Rosier must be accounted for in the run game. Neither Trayone Gray, DeeJay Dallas or Crispian Atkins, all vying for the No. 2 role, have proven themselves. Georgia Tech has allowed one rushing touchdown and just over 3 yards per carry in its last three games. We’ll find out if that’s because it played FCS and bottom-tier ACC competition, or it’s because Tech’s defense is actually pretty good. Edge: Miami
When Georgia Tech passes
Turnovers will be key for the Hurricanes. An interception or two would be outstanding. Those are hard to come by, unless the Jackets are trying to come from behind.

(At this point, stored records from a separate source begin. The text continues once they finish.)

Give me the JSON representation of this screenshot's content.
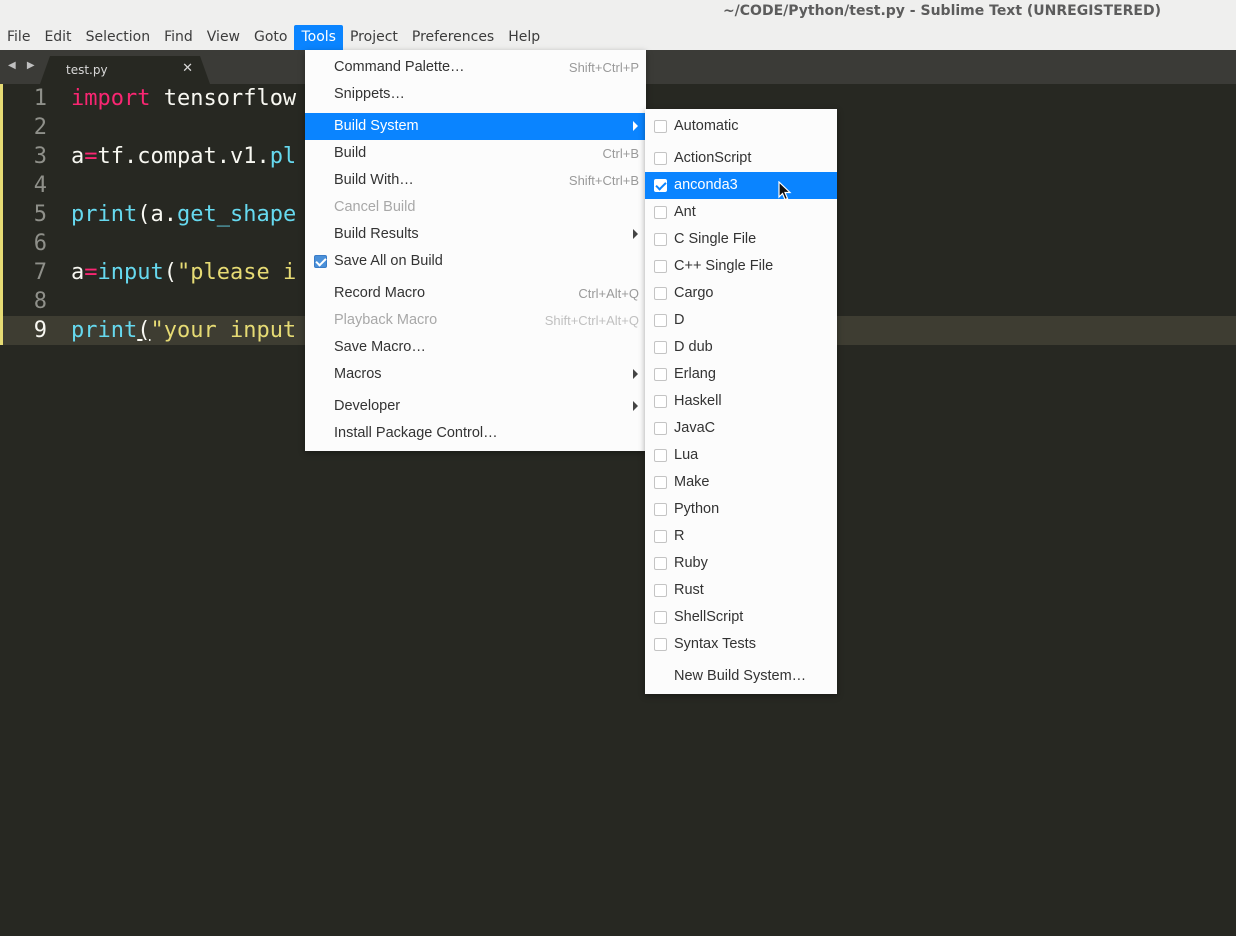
{
  "window": {
    "title": "~/CODE/Python/test.py - Sublime Text (UNREGISTERED)"
  },
  "menubar": {
    "items": [
      {
        "label": "File"
      },
      {
        "label": "Edit"
      },
      {
        "label": "Selection"
      },
      {
        "label": "Find"
      },
      {
        "label": "View"
      },
      {
        "label": "Goto"
      },
      {
        "label": "Tools"
      },
      {
        "label": "Project"
      },
      {
        "label": "Preferences"
      },
      {
        "label": "Help"
      }
    ],
    "active": "Tools"
  },
  "tabs": {
    "nav": "◀ ▶",
    "active_tab": {
      "label": "test.py",
      "close": "✕"
    }
  },
  "editor": {
    "lines": [
      {
        "num": "1"
      },
      {
        "num": "2"
      },
      {
        "num": "3"
      },
      {
        "num": "4"
      },
      {
        "num": "5"
      },
      {
        "num": "6"
      },
      {
        "num": "7"
      },
      {
        "num": "8"
      },
      {
        "num": "9"
      }
    ],
    "code": {
      "l1_kw": "import",
      "l1_rest": " tensorflow",
      "l3_a": "a",
      "l3_eq": "=",
      "l3_rest": "tf.compat.v1.",
      "l3_fn": "pl",
      "l5_fn": "print",
      "l5_a": "(a.",
      "l5_fn2": "get_shape",
      "l7_a": "a",
      "l7_eq": "=",
      "l7_fn": "input",
      "l7_p": "(",
      "l7_str": "\"please i",
      "l9_fn": "print",
      "l9_p": "(",
      "l9_str": "\"your input"
    },
    "current_line": 9
  },
  "tools_menu": {
    "items": [
      {
        "label": "Command Palette…",
        "shortcut": "Shift+Ctrl+P"
      },
      {
        "label": "Snippets…",
        "shortcut": ""
      },
      {
        "label": "Build System",
        "shortcut": ""
      },
      {
        "label": "Build",
        "shortcut": "Ctrl+B"
      },
      {
        "label": "Build With…",
        "shortcut": "Shift+Ctrl+B"
      },
      {
        "label": "Cancel Build",
        "shortcut": ""
      },
      {
        "label": "Build Results",
        "shortcut": ""
      },
      {
        "label": "Save All on Build",
        "shortcut": "",
        "checked": true
      },
      {
        "label": "Record Macro",
        "shortcut": "Ctrl+Alt+Q"
      },
      {
        "label": "Playback Macro",
        "shortcut": "Shift+Ctrl+Alt+Q"
      },
      {
        "label": "Save Macro…",
        "shortcut": ""
      },
      {
        "label": "Macros",
        "shortcut": ""
      },
      {
        "label": "Developer",
        "shortcut": ""
      },
      {
        "label": "Install Package Control…",
        "shortcut": ""
      }
    ]
  },
  "build_system_submenu": {
    "items": [
      {
        "label": "Automatic",
        "checked": false
      },
      {
        "label": "ActionScript",
        "checked": false
      },
      {
        "label": "anconda3",
        "checked": true
      },
      {
        "label": "Ant",
        "checked": false
      },
      {
        "label": "C Single File",
        "checked": false
      },
      {
        "label": "C++ Single File",
        "checked": false
      },
      {
        "label": "Cargo",
        "checked": false
      },
      {
        "label": "D",
        "checked": false
      },
      {
        "label": "D dub",
        "checked": false
      },
      {
        "label": "Erlang",
        "checked": false
      },
      {
        "label": "Haskell",
        "checked": false
      },
      {
        "label": "JavaC",
        "checked": false
      },
      {
        "label": "Lua",
        "checked": false
      },
      {
        "label": "Make",
        "checked": false
      },
      {
        "label": "Python",
        "checked": false
      },
      {
        "label": "R",
        "checked": false
      },
      {
        "label": "Ruby",
        "checked": false
      },
      {
        "label": "Rust",
        "checked": false
      },
      {
        "label": "ShellScript",
        "checked": false
      },
      {
        "label": "Syntax Tests",
        "checked": false
      },
      {
        "label": "New Build System…"
      }
    ]
  },
  "colors": {
    "accent": "#0a84ff",
    "editor_bg": "#272822",
    "keyword": "#f92672",
    "function": "#66d9ef",
    "string": "#e6db74"
  }
}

They like to lull teams to sleep with the option and hit a deep ball, and that has worked so far against sub-par ACC defenses (North Carolina, Pittsburgh). Marshall hasn’t thrown an interception, though his numbers in the last two games haven’t been stellar (9-for-17, 101 yards, touchdown). Miami is well coached and should be able to handle it, but inexperience is a worry. Georgia Tech’s passing game isn’t prolific, but it doesn’t need to be.
The young defensive backs thrust into the spotlight, like safety Robert Knowles and cornerback Trajan Bandy, will have to be stout against the run while defending the handful of passes that could break bad. Leading receiver Ricky Jeune (6-3, 212) has 10 catches this year, but has gained 171 yards and scored three touchdowns. Edge: Georgia Tech
When Georgia Tech runs
Getting Tech’s offense off the field is critical. The Jackets convert third downs more often than all but three teams nationally (53.3 percent). They pile up rushing yards (1,584 in four games) and do it efficiently, averaging 5.91 yards per carry (10th). UM allowed a few sizable gains two weeks ago at Duke and allowed a season-worst 4.72 yards per carry at FSU. Now would be the time to clean up those issues.
Marshall set rushing records for ACC quarterbacks in the 42-41 season-opening loss to Tennessee, with 249 yards and five touchdowns on 44 carries. He leads the ACC in rushing yards per game and averaged 124 and 1.5 touchdowns against Pitt and UNC. Sophomore KirVonte Benson (5-9, 211) doesn’t have Cam Akers’ speed, but UM’s issues in tackling Akers last week are a worry with another good back (476 yards, four touchdowns on 84 carries) on deck. Freshman Jerry Howard (9.64 yards per carry, fifth nationally) can hit homers.
Last year, Miami had scoop-and-score touchdowns on back-to-back series. That’s the path to success against this year’s Jackets, who have lost an ACC-worst eight fumbles. Quarterman and Joe Jackson, who scored the aforementioned touchdowns last year in Atlanta, believe they’re better, and Miami’s defense is better as a whole. They’d better be right. Edge: Georgia Tech
Georgia Tech hasn’t been a threat at all in the return game, and Miami’s coverage is typically solid. The Jackets have missed two of five field goals, while Miami has missed one of five. Berrios is the most dangerous returner in this matchup. Tech has no one who scares you. Injuries mean Miami’s depth took a hit, so expect a few fresh faces in the lineup here. Edge: Miami
Paul Johnson has been running his flexbone system so long he doesn’t use a play sheet, which is something that impresses Mark Richt. He just stands there and makes calls. It typically works. He’s also aggressive, and will be going for it on fourth downs with regularity. Will Richt be as bold? He may have to be, and that shouldn’t be an issue. Defensive coordinator Manny Diaz should expect his players to struggle a bit with Tech’s offense, and the adjustments he makes will be key. Georgia Tech usually wins with coaching, rather than raw talent. Miami has better players, are banged-up as some of them are, and the coaching has been good. Edge: even
Miami fans won’t have fun watching this one. Last year, turnovers took the Jackets out of it. If the Canes don’t get those kind of bounces, it could be struggle. In a game that goes down to the wire, Miami survives. That’s about all one could ask, given the current situation. Miami 34, Georgia Tech 30